— What the task asks —
Find the lines below that include the word "drawing" and report how many there are, with no other text.

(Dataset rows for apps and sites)
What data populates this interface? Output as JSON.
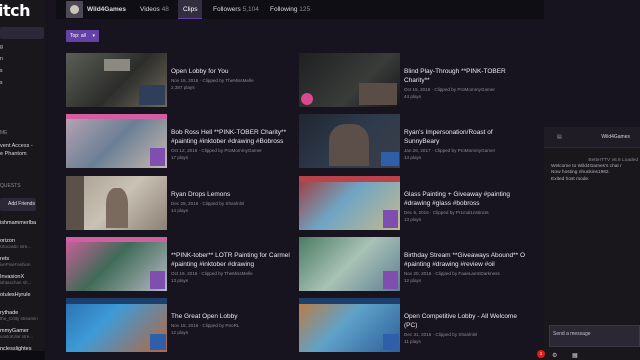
{
  "sidebar": {
    "logo": "itch",
    "nav": [
      "g",
      "n",
      "s",
      "s"
    ],
    "section_game": "ME",
    "game_line1": "vent Access -",
    "game_line2": "e Phantom",
    "section_requests": "QUESTS",
    "add_friends": "Add Friends",
    "friends": [
      {
        "name": "ishmammerlba",
        "status": ""
      },
      {
        "name": "orizon",
        "status": "Utocastic stre..."
      },
      {
        "name": "rets",
        "status": "ivePixeFashion"
      },
      {
        "name": "InvasionX",
        "status": "ishtaschan sh..."
      },
      {
        "name": "otulesHyrule",
        "status": ""
      },
      {
        "name": "rythade",
        "status": "the_Critty streamin"
      },
      {
        "name": "mmyGamer",
        "status": "vastorUlar stre..."
      },
      {
        "name": "nclesslightes",
        "status": ""
      }
    ]
  },
  "header": {
    "channel": "Wild4Games",
    "videos_label": "Videos",
    "videos_count": "48",
    "clips_label": "Clips",
    "followers_label": "Followers",
    "followers_count": "5,104",
    "following_label": "Following",
    "following_count": "125"
  },
  "sort": {
    "label": "Top: all"
  },
  "clips": [
    {
      "title": "Open Lobby for You",
      "date": "Nov 15, 2016",
      "clipped_by": "TheMissMelle",
      "plays": "2,387 plays"
    },
    {
      "title": "Blind Play-Through **PINK-TOBER Charity**",
      "date": "Oct 15, 2016",
      "clipped_by": "ProMommyGamer",
      "plays": "44 plays"
    },
    {
      "title": "Bob Ross Hell **PINK-TOBER Charity** #painting #inktober #drawing #Bobross",
      "date": "Oct 12, 2016",
      "clipped_by": "ProMommyGamer",
      "plays": "17 plays"
    },
    {
      "title": "Ryan's Impersonation/Roast of SunnyBeary",
      "date": "Jan 26, 2017",
      "clipped_by": "ProMommyGamer",
      "plays": "14 plays"
    },
    {
      "title": "Ryan Drops Lemons",
      "date": "Dec 29, 2016",
      "clipped_by": "Shanlnlnl",
      "plays": "14 plays"
    },
    {
      "title": "Glass Painting + Giveaway #painting #drawing #glass #bobross",
      "date": "Dec 6, 2016",
      "clipped_by": "Pr1mal1nstincts",
      "plays": "13 plays"
    },
    {
      "title": "**PINK-tober** LOTR Painting for Carmel #painting #inktober #drawing",
      "date": "Oct 19, 2016",
      "clipped_by": "TheMissMelle",
      "plays": "13 plays"
    },
    {
      "title": "Birthday Stream **Giveaways Abound** O #painting #drawing #review #oil",
      "date": "Nov 20, 2016",
      "clipped_by": "FaaeLaeInDarkness",
      "plays": "12 plays"
    },
    {
      "title": "The Great Open Lobby",
      "date": "Nov 18, 2016",
      "clipped_by": "PeoRL",
      "plays": "12 plays"
    },
    {
      "title": "Open Competitive Lobby - All Welcome (PC)",
      "date": "Dec 31, 2016",
      "clipped_by": "Shanlnlnl",
      "plays": "11 plays"
    }
  ],
  "chat": {
    "title": "Wild4Games",
    "lines": [
      "BetterTTV v6.8 Loaded",
      "Welcome to Wild4Games's chat r",
      "Now hosting nhunkins1982.",
      "Exited host mode."
    ],
    "input_placeholder": "Send a message",
    "notif_count": "1"
  }
}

— Finished task —
4